#### Required work
Which of the lines below hold "Bank"? Please return each one.

#### Material provided
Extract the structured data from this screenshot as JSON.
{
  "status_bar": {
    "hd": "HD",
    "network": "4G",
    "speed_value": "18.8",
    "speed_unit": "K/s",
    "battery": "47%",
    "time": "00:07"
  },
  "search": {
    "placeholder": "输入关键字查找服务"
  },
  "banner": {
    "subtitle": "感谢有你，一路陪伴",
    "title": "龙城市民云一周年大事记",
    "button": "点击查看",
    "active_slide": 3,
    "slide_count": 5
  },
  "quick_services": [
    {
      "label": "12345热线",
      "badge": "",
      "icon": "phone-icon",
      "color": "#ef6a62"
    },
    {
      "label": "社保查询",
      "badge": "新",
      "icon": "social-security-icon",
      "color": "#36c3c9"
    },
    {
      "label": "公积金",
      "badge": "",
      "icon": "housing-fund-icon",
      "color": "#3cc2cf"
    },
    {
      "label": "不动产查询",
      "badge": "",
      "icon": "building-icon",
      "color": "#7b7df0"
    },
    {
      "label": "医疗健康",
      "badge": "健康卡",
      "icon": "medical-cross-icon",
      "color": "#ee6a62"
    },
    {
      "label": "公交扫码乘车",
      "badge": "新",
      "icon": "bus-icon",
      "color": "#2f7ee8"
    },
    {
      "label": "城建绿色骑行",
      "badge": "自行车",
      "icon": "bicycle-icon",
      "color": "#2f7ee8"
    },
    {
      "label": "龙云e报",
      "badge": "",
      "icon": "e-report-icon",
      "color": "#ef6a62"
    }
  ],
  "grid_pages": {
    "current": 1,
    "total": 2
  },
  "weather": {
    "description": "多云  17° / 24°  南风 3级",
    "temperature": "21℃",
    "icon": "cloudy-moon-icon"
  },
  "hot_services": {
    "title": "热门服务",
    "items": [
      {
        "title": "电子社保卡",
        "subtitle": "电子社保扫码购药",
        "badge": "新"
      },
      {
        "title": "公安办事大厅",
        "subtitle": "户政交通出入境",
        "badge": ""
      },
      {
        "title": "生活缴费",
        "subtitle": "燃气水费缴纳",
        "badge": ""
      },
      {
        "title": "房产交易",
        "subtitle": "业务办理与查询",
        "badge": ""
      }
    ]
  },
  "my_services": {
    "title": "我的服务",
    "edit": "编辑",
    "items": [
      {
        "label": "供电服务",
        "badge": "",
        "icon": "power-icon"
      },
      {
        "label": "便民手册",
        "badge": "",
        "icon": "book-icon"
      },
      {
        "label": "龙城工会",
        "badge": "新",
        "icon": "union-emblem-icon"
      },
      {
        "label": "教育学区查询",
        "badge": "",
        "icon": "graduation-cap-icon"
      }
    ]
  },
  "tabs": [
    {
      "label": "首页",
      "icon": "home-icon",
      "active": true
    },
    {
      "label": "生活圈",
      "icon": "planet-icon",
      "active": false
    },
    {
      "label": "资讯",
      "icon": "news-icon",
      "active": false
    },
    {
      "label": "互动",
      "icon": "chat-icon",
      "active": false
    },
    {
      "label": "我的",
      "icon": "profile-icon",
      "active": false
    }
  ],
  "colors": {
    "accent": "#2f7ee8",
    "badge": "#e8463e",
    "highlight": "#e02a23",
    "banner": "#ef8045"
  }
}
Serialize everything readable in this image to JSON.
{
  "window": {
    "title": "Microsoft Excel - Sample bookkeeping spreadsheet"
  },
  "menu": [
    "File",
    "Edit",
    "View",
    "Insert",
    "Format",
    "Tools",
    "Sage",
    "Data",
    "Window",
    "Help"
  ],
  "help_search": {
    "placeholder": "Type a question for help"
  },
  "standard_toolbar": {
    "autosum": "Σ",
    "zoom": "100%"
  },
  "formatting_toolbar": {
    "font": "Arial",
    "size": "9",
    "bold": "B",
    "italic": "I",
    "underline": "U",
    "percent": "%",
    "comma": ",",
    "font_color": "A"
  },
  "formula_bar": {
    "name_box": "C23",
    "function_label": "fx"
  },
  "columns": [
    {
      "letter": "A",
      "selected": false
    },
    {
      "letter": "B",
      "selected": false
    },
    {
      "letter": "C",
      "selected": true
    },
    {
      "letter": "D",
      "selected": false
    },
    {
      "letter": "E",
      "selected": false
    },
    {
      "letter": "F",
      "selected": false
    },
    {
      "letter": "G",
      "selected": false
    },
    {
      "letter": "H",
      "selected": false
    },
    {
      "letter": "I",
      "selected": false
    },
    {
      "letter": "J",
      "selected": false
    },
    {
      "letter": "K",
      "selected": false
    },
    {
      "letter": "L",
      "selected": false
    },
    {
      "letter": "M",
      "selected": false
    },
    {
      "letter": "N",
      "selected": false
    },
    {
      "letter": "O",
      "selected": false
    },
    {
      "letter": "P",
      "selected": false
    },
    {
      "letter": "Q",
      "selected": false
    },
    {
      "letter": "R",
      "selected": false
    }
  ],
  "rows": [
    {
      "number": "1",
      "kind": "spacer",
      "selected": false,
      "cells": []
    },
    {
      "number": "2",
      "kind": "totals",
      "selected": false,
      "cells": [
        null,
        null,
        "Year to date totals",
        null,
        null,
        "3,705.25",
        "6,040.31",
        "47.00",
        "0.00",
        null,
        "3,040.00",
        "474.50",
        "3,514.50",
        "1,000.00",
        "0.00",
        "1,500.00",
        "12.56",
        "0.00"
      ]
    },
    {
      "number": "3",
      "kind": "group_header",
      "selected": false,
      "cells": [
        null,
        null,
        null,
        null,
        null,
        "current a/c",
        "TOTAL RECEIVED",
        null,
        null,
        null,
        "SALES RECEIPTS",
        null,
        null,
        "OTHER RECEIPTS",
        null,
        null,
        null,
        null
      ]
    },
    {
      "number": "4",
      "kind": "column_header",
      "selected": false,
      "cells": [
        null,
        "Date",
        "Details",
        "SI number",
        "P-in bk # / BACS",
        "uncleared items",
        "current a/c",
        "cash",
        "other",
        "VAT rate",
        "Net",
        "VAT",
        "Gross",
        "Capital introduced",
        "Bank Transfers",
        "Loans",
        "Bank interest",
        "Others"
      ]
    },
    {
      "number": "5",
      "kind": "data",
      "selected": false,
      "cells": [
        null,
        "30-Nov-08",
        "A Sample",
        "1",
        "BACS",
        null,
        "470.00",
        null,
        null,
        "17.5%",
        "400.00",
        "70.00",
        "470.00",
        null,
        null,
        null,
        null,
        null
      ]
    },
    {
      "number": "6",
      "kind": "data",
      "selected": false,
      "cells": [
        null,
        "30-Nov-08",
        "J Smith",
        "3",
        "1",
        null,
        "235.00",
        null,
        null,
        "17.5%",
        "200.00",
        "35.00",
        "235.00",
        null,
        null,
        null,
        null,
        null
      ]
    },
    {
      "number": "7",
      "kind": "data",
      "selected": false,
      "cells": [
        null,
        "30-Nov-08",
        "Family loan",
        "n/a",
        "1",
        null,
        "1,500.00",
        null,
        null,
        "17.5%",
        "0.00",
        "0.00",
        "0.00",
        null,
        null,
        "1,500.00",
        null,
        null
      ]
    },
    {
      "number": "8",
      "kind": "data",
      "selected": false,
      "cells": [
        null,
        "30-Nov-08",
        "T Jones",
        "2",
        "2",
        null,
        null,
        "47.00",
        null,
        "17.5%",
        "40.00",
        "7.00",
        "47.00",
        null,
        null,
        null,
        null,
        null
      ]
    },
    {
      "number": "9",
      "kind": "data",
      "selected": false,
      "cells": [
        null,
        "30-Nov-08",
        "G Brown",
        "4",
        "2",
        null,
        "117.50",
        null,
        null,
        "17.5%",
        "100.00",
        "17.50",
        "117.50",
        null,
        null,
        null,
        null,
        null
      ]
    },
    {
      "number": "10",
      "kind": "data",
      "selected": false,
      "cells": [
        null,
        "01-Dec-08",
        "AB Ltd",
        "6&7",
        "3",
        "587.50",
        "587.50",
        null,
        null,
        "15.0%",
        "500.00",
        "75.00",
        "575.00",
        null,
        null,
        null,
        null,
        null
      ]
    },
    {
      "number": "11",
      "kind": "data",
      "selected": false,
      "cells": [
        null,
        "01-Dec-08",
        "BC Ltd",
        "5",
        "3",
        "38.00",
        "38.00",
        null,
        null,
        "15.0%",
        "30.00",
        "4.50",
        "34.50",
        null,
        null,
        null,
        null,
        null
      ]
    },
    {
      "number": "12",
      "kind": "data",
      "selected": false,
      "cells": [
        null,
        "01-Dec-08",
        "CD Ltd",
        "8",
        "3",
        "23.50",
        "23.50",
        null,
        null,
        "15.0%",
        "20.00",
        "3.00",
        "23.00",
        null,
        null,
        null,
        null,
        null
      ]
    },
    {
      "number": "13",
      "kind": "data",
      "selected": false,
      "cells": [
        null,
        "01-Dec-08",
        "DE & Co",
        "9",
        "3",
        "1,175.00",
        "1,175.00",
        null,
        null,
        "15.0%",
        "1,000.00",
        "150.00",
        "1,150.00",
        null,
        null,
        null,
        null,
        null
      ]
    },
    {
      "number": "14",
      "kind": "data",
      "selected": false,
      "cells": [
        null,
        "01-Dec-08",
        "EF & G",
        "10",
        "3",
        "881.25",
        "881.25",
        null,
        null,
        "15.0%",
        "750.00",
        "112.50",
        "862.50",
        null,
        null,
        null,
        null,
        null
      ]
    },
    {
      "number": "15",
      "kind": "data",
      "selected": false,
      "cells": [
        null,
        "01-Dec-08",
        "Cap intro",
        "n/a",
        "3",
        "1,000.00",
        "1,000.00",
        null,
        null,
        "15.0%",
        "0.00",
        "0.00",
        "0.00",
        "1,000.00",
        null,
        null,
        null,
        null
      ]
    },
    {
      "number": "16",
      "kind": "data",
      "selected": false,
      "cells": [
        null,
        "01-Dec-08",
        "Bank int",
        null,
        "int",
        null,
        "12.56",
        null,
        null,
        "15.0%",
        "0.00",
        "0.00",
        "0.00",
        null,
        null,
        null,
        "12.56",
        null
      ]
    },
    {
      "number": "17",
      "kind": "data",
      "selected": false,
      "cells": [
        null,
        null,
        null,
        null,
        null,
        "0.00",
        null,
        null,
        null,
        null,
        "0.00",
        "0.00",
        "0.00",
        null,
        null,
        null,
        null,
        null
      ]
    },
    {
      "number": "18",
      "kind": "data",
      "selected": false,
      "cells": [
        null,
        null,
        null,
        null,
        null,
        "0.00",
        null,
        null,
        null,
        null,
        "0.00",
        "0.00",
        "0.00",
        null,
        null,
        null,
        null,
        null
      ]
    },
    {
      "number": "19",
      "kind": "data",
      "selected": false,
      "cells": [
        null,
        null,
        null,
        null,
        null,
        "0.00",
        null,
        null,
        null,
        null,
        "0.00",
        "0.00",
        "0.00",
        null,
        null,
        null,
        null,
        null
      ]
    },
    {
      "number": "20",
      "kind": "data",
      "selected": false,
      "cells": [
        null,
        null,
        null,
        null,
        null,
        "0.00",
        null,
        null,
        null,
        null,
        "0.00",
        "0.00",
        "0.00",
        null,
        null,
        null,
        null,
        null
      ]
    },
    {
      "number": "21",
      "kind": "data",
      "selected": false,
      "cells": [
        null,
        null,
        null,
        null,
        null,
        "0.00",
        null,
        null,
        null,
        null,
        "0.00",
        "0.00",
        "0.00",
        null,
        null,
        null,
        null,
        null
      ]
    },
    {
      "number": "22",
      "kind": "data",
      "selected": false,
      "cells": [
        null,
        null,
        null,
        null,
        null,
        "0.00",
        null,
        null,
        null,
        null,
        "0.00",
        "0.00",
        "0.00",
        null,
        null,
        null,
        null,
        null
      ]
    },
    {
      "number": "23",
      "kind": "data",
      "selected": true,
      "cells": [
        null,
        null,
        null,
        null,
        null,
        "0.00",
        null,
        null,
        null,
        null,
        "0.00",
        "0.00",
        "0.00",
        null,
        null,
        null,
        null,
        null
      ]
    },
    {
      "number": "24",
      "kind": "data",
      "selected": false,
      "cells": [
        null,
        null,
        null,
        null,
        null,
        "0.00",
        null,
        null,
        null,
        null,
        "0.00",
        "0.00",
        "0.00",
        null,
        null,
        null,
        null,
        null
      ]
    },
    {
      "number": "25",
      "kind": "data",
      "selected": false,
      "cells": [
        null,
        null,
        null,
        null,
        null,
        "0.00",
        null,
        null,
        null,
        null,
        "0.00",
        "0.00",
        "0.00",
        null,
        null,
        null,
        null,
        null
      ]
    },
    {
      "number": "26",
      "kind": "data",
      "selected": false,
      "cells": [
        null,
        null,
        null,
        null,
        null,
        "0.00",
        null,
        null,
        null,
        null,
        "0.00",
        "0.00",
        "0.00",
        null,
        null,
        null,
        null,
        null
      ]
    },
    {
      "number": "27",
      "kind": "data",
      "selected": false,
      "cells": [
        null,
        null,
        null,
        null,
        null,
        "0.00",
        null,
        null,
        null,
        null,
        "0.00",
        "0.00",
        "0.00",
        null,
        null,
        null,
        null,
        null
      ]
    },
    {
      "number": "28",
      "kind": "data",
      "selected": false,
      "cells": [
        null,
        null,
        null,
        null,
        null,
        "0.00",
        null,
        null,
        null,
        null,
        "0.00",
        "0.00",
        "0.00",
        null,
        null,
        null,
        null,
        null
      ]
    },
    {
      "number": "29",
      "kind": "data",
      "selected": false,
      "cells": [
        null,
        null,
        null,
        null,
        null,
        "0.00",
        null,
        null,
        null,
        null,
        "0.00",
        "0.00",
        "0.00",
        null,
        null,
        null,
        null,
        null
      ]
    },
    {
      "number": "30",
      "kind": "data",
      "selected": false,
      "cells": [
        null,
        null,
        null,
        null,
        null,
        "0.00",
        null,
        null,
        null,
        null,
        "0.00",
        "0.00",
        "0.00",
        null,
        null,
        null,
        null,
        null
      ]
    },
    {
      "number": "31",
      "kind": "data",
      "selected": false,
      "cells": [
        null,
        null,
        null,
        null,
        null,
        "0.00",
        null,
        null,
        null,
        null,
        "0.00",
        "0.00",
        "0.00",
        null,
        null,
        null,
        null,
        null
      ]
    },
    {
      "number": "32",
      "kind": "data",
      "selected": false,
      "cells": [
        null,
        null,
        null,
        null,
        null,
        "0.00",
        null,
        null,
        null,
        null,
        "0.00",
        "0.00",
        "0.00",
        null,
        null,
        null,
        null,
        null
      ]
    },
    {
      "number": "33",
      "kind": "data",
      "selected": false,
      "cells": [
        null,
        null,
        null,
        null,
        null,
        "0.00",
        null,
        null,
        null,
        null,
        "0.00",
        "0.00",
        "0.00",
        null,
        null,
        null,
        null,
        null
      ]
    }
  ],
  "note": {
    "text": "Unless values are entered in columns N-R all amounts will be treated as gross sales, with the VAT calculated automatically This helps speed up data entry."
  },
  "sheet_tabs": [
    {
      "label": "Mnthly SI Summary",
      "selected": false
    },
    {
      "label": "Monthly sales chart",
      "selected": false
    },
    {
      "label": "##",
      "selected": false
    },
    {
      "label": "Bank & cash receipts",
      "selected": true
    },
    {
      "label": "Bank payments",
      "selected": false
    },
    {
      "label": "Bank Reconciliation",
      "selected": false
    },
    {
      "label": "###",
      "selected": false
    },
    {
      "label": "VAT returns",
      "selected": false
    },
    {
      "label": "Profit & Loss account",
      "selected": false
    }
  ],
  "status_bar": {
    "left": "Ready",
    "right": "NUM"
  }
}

#### Reply
        "Bank Transfers",
        "Bank interest",
        "Bank int",
      "label": "Bank & cash receipts",
      "label": "Bank payments",
      "label": "Bank Reconciliation",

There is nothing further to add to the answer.